What else? Moms wanted to know more about stress and anxiety in their kids. Moods their children can have, along with the mom’s mood, came up. Meltdowns in not just the toddlers but also their older children. How to balance everything without feeling overwhelmed. Self-care time. How much does a mom play with her kids, and how much do you let them figure out how to play on their own? Where is the time to do everything a mom wants to?
There are no magic answers that will work for every family but there are ways we can all share our tips so we can try something and see what works. Or what doesn’t! It’s OK if it works for your friend Sally but doesn’t work for your family. Don’t stress about it- the right path will come to you.
Today we’ll tackle a simple topic of eating healthy when your kids are busy and you’re even busier. Busy is the word that comes out of moms’ mouths the most lately where I want to take the stress out of the word. Or at least lessen it a little. Below are 5 tips I have on how to eat the best way for your family with a crazy schedule.
- Make 3 ingredient meals. Many times the simpler the meal, the healthier the meal. It doesn’t have to be gourmet to be delicious and in my opinion, it can have more flavor. I love stuffing sweet potatoes with fiber-rich ingredients like beans and peas, top off with a dollop of plain yogurt. If you’re not doing dairy, a drizzle of avocado or olive oil for a healthy fat to keep your family full for a long time. Time saver? Bake the potatoes the night prior so all you have to do is microwave them. Top with canned beans and thaw out some peas.
- Going with the above, focus on meals with high fiber, healthy fat, and clean protein and avoid the overly processed foods that will leave you and your kiddos starving. The processed foods out contain 2 things that spike your blood sugar and create the huge crash, which leads to ravenous hunger. Sugar and overly refined ingredients. So with meals, focus on these items and your child may not be hungry for a snack. If they are, focus on these items when it comes to snacking as well. And you don’t have to have typical “snack” items for a snack… why not grab some leftovers from the fridge and give a small portion of that? Why do we feel we need granola bars, crackers, and packaged items? Adding in foods that will fill & fuel your child will lessen the snack stress we all have.

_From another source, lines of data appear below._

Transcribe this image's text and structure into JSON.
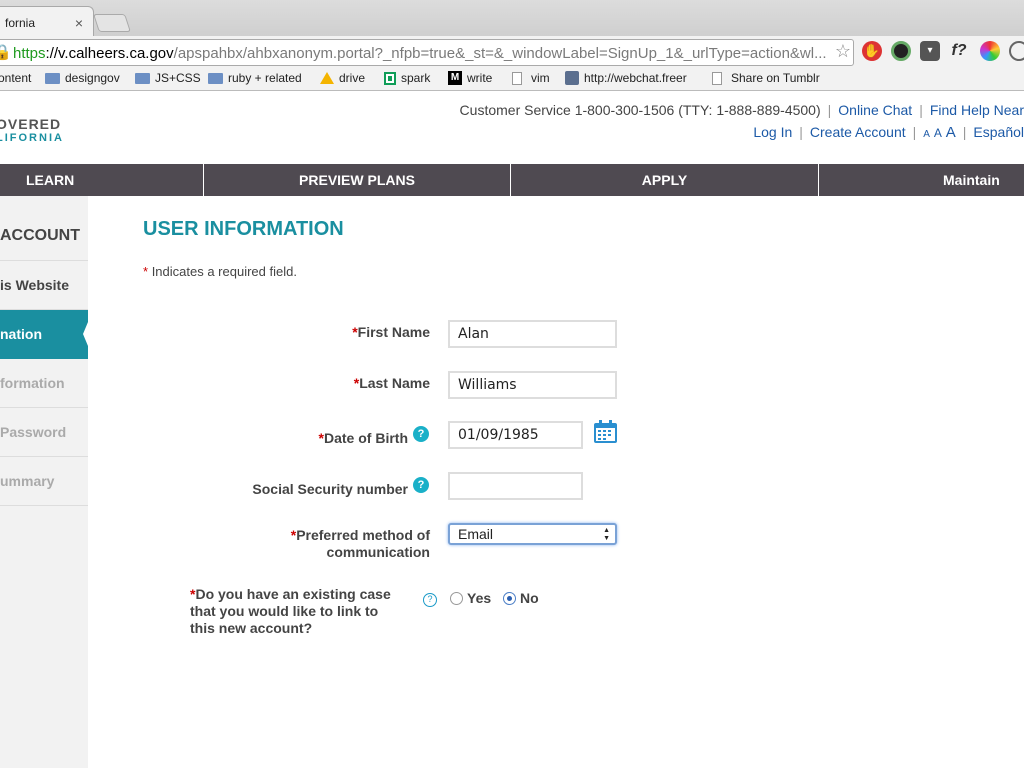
{
  "browser": {
    "tab_title": "fornia",
    "url_https": "https",
    "url_host": "://v.calheers.ca.gov",
    "url_path": "/apspahbx/ahbxanonym.portal?_nfpb=true&_st=&_windowLabel=SignUp_1&_urlType=action&wl...",
    "extension_f": "f?",
    "bookmarks": [
      {
        "label": "ontent",
        "icon": "page-icon"
      },
      {
        "label": "designgov",
        "icon": "folder-icon"
      },
      {
        "label": "JS+CSS",
        "icon": "folder-icon"
      },
      {
        "label": "ruby + related",
        "icon": "folder-icon"
      },
      {
        "label": "drive",
        "icon": "drive-icon"
      },
      {
        "label": "spark",
        "icon": "sheets-icon"
      },
      {
        "label": "write",
        "icon": "medium-icon"
      },
      {
        "label": "vim",
        "icon": "page-icon"
      },
      {
        "label": "http://webchat.freer",
        "icon": "webchat-icon"
      },
      {
        "label": "Share on Tumblr",
        "icon": "page-icon"
      }
    ]
  },
  "header": {
    "logo_line1": "OVERED",
    "logo_line2": "LIFORNIA",
    "customer_service": "Customer Service 1-800-300-1506 (TTY: 1-888-889-4500)",
    "online_chat": "Online Chat",
    "find_help": "Find Help Near",
    "login": "Log In",
    "create_account": "Create Account",
    "text_size": [
      "A",
      "A",
      "A"
    ],
    "espanol": "Español"
  },
  "nav": [
    "LEARN",
    "PREVIEW PLANS",
    "APPLY",
    "Maintain"
  ],
  "sidebar": {
    "heading": "ACCOUNT",
    "items": [
      "is Website",
      "nation",
      "formation",
      "Password",
      "ummary"
    ]
  },
  "form": {
    "title": "USER INFORMATION",
    "required_note": "Indicates a required field.",
    "first_name_label": "First Name",
    "first_name_value": "Alan",
    "last_name_label": "Last Name",
    "last_name_value": "Williams",
    "dob_label": "Date of Birth",
    "dob_value": "01/09/1985",
    "ssn_label": "Social Security number",
    "ssn_value": "",
    "comm_label_1": "Preferred method of",
    "comm_label_2": "communication",
    "comm_value": "Email",
    "case_label_1": "Do you have an existing case",
    "case_label_2": "that you would like to link to",
    "case_label_3": "this new account?",
    "yes_label": "Yes",
    "no_label": "No",
    "selected_option": "No",
    "help_glyph": "?",
    "required_marker": "*"
  },
  "colors": {
    "accent": "#1a8fa0",
    "nav_bg": "#4f4a51",
    "link": "#1d5aa7",
    "required": "#cc0000"
  }
}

- Prep on the weekends. Don’t have the time? You need to make the time and schedule it. There aren’t any excuses here and when it comes to creating healthy options for your family- this time is essential. What’s not essential? Social media time? Mindless time fillers? Sitting at a baseball game doing nothing (you can meal plan on the sidelines!)? The excuse of “I don’t have time” needs to change to “I need to find the time.” If you don’t have the desire to find the time, then I suggest you really thinking about your goals and values when it comes to your family’s health and wellness. Find a why. A reason. A necessity. Then you’ll make the time.
- Buy produce that is already chopped or frozen. Hello! Huge time saver and you and your kiddos are more likely to eat them with them already being prepped.
- When it comes to dinners for the week- Choose 3 ingredients and cook them 2 different ways. Spinach for example. One night you can have an awesome spinach pesto pasta night (in under 30 minutes with a recipe I use… I’ll be uploading recipes soon!). Space it out and another night add spinach to an egg frittata that you make (another super easy, under 30 minute recipe, that I’ll be adding!)
With all the awesome feedback I’ve been receiving from moms on what they need help with, I’ll continue addressing all these in the posts to come. For now, take in these simple tips and reach out to me if you need more help and support. I’m here for you!